Momo, China’s top location-based social networking app, has continued last year’s growth feat with the announcement of an outstanding performance for the past year. The company, backed by Alibaba, listed on NASDAQ in December 2014.

The firm’s revenue recorded a significant 524% YOY jump to US$ 246.1 million USD in Q4 last year, while the annual revenue soared 313% YOY to US$ 553.1 million USD. Momo reported a non-GAAP earning per share of 0.44$ in Q4 and 0.87$ for the whole year.

Momo’s monthly active users bounced to 81.1 million in December 2016 from 69.8 million, rebounding to exceed its historical peak from back in early 2015. This is some amazing improvement after the company began seeing stagnant active user growth in H2 2015.

Previously, Momo cited smartphone sales and software updates as the reason for the stagnation.

From LBS dating app to social platform

Momo is certainly not aiming to become a live streaming company even the business now represents nearly 80% of its revenue. Rather, the company has evolved from a simple location-based feature that helps people discover new relationships. It is now a platform that accommodates a variety of different social and entertainment use cases, including one-to-one communications, group chatting, postings in various formats, and of course, live broadcasting and short videos.

Live streaming drives growth

Momo has been recording profits for eight consecutive quarters, but 2016 is the real start point for its rocketing growth.
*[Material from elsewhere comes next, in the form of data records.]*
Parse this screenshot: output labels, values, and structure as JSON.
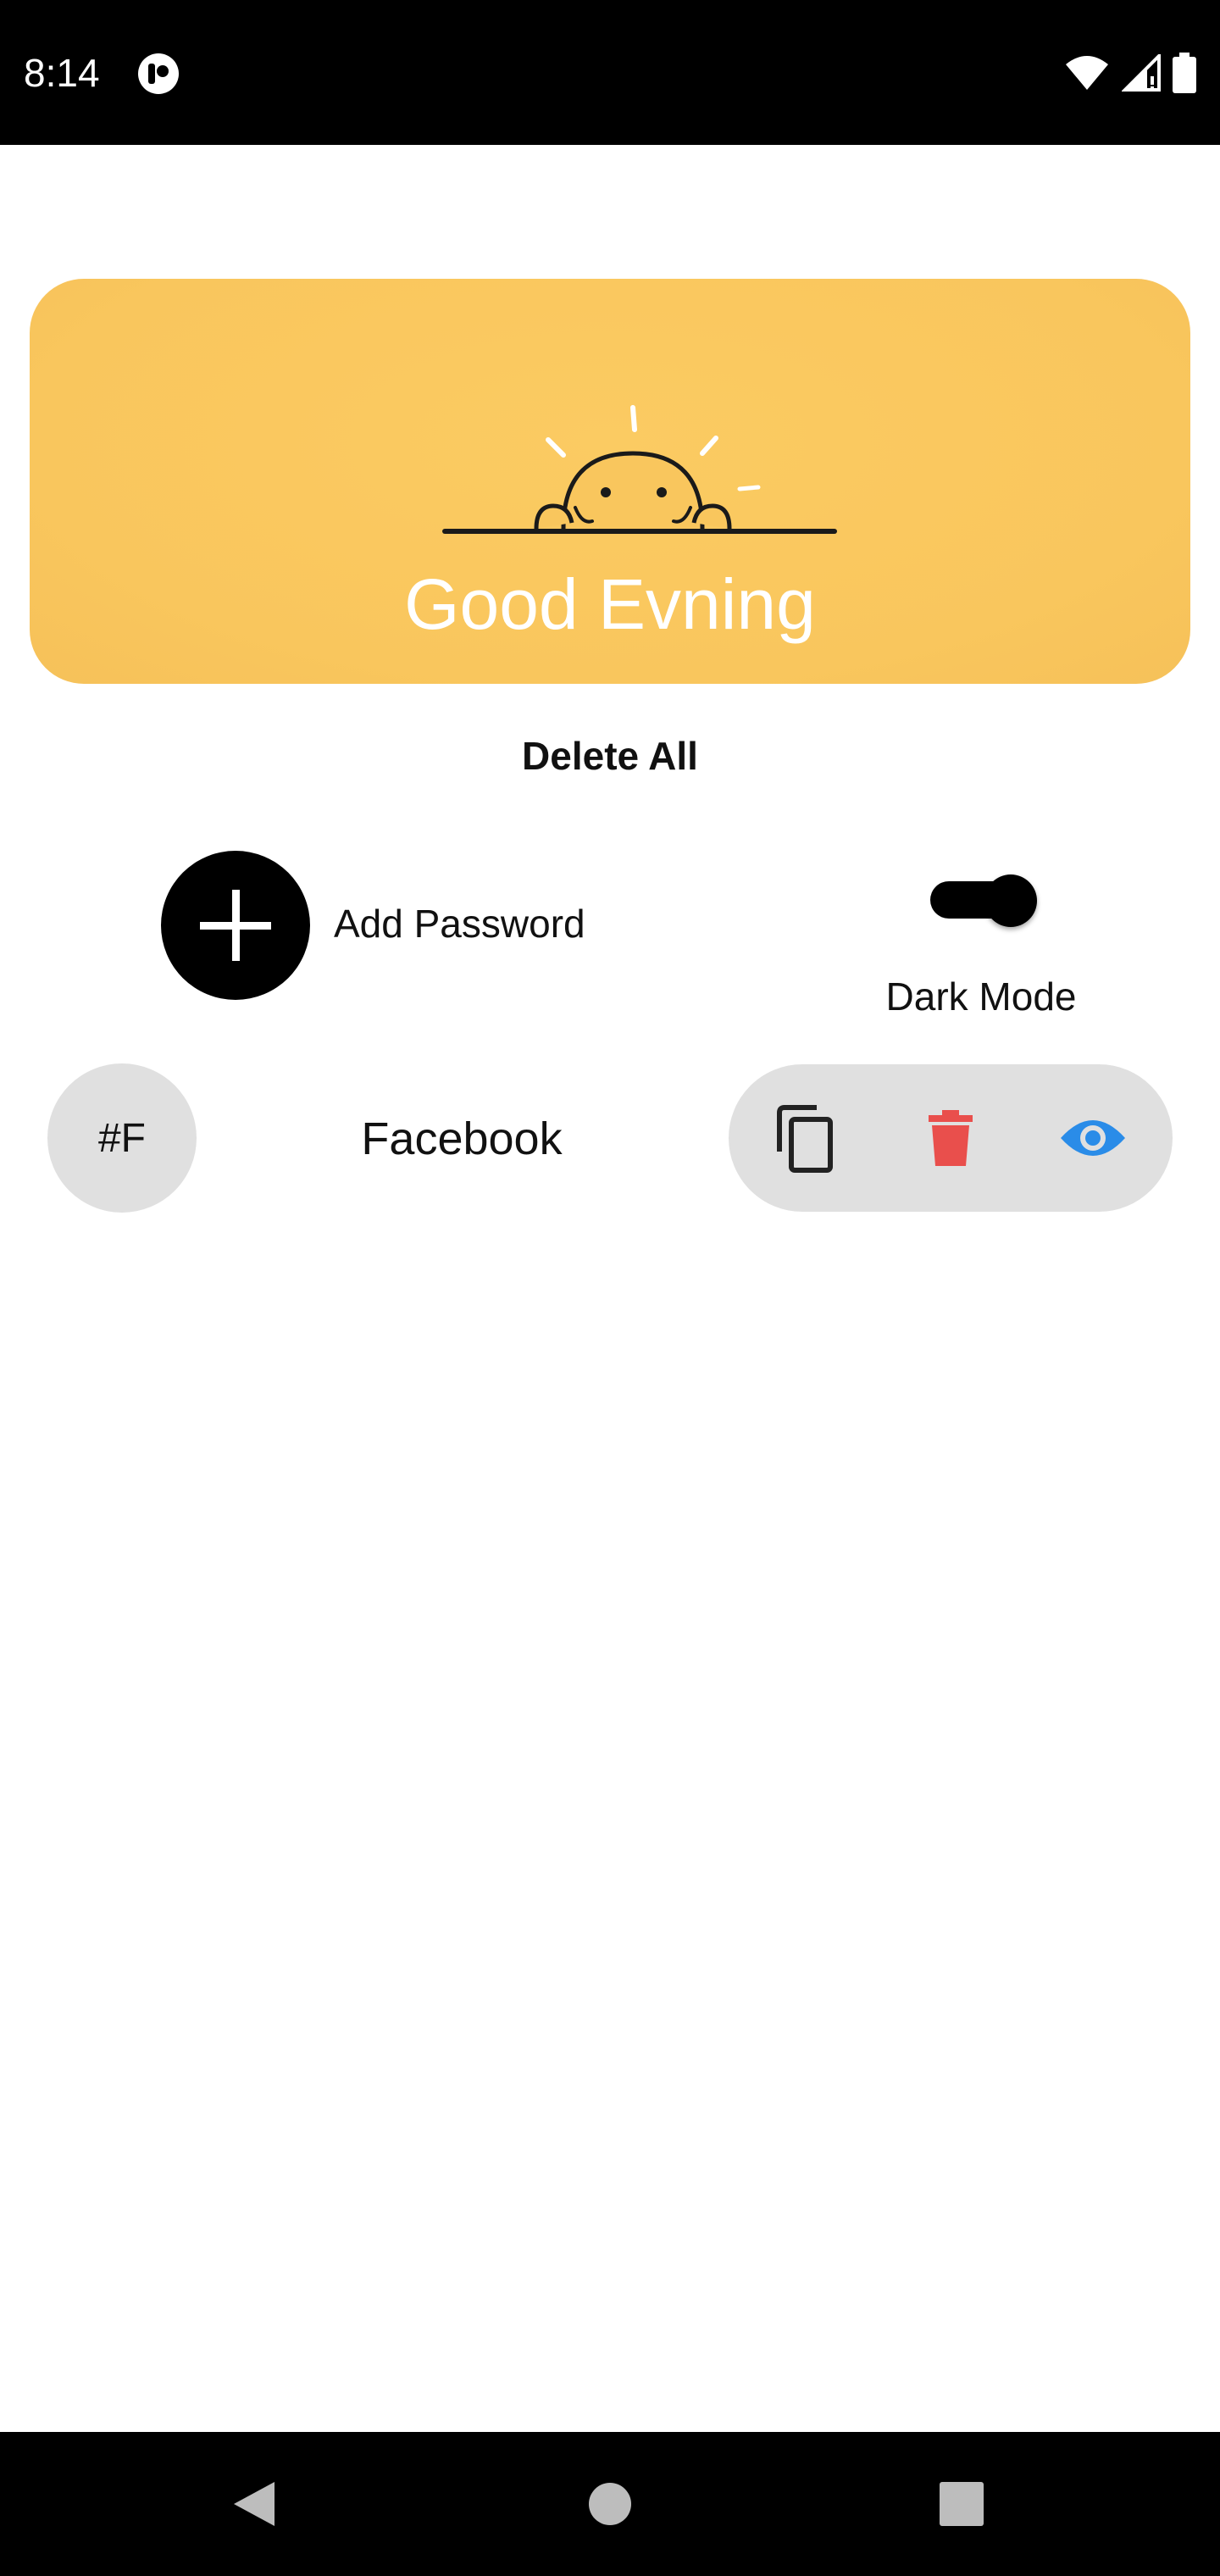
{
  "status_bar": {
    "time": "8:14",
    "app_icon": "notification-app-icon",
    "icons": [
      "wifi-icon",
      "cell-signal-icon",
      "battery-icon"
    ]
  },
  "banner": {
    "greeting": "Good Evning",
    "illustration": "peeking-sun-illustration",
    "background_color": "#F9C75F"
  },
  "actions": {
    "delete_all_label": "Delete All",
    "add_password_label": "Add Password",
    "add_icon": "plus-icon",
    "dark_mode_label": "Dark Mode",
    "dark_mode_on": true
  },
  "entries": [
    {
      "avatar_text": "#F",
      "name": "Facebook",
      "buttons": [
        {
          "icon": "copy-icon",
          "color": "#222222"
        },
        {
          "icon": "trash-icon",
          "color": "#E94F4C"
        },
        {
          "icon": "eye-icon",
          "color": "#2A8CE8"
        }
      ]
    }
  ],
  "nav_bar": {
    "buttons": [
      "back-icon",
      "home-icon",
      "recents-icon"
    ]
  }
}
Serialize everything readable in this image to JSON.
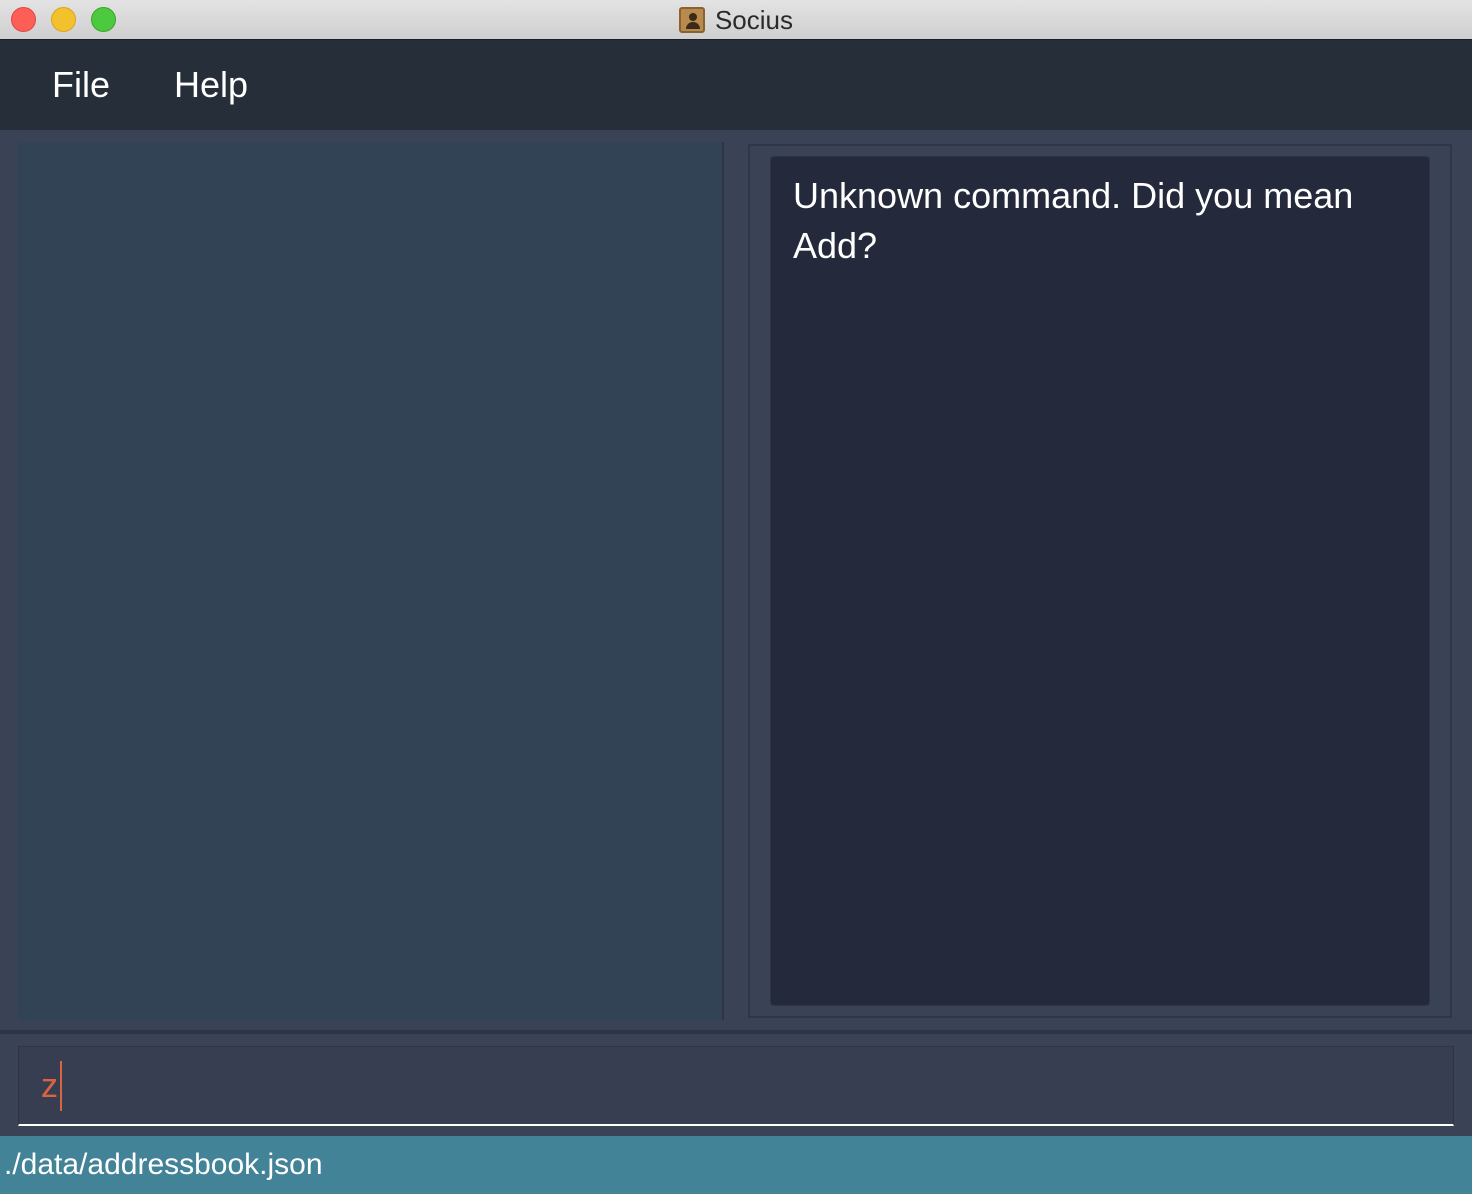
{
  "window": {
    "title": "Socius",
    "icon": "contacts-book-icon"
  },
  "menu": {
    "items": [
      {
        "label": "File"
      },
      {
        "label": "Help"
      }
    ]
  },
  "result": {
    "message": "Unknown command. Did you mean Add?"
  },
  "command": {
    "value": "z"
  },
  "status": {
    "save_location": "./data/addressbook.json"
  },
  "colors": {
    "menubar": "#262e3a",
    "background": "#3a4356",
    "list_panel": "#334356",
    "result_box": "#242a3b",
    "command_text": "#d9643f",
    "statusbar": "#428397"
  }
}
Like many of the social networking services in China, live streaming became the most significant propeller for its business, generating US$ 194.8 million revenue in Q4 2016.  Add to the platform in Q3 2015, live streaming has taken a larger and larger share of Momo’s revenue stream, up to almost 80%.

Coupling a younger user base with the culture of the platform, paying users picked up quickly. Momo says that in Q4 2016, they had 3.5 million paying live stream users.

Virtual gift-based live video streaming has been highly profitable in China. Momo’s live video streaming business is adopting a similar commercialization model where the platform enables viewers to buy virtual gifts for singers, splitting the gains with the company.

“We believe we are still early in the monetization process and have many opportunities to drive further growth year… In 2016, we have primarily relied on converting existing Momo users onto the live streaming service. In December 2016, the service covered around 23% of the daily active users for the main application. In 2017, we plan to expand the user acquisition effort beyond the Momo platform,” said company CEO Tang Yan in the earnings conference call.

Momo 2016 revenue break down (unit: 10k USD) (Image credit: Sina Tech)

Social networking, marketing, and gaming

The rest of the annual revenue was primarily derived from membership and gifting on their social network as well as marketing and gaming, both on mobile.

Value-added service revenues from their social network, which totaled 19.1 million USD in Q4 2016, mainly include membership subscription revenues and virtual gift revenues. The firm cites the increase of premium VIP users and total users as well as virtual gift service as the reason.

Mobile marketing revenues recorded a 29% YOY growth to $19.7 million in Q4 2016, mainly driven by more new customers and orders introduced by sales agents, as well as the increase of eCPM (effective cost per mille) of the in-feed advertisement service.

Momo’s mobile gaming unit has been growing quickly thanks to several big titles like hard-core game Momo Craft and Momo Fight the Landlord. The company is gradually retreating from game publishing joint operations to focus on in-house developed games in 2016. The effect of this strategy is evident that the company’s mobile games revenues surged 45% YOY to $11.3 million in Q4 2016.

Emma Lee (Li Xin) was TechNode's e-commerce and new retail reporter until June 2022, when she moved to Sixth Tone to cover technology and consumption. Get in touch with her via or Twitter.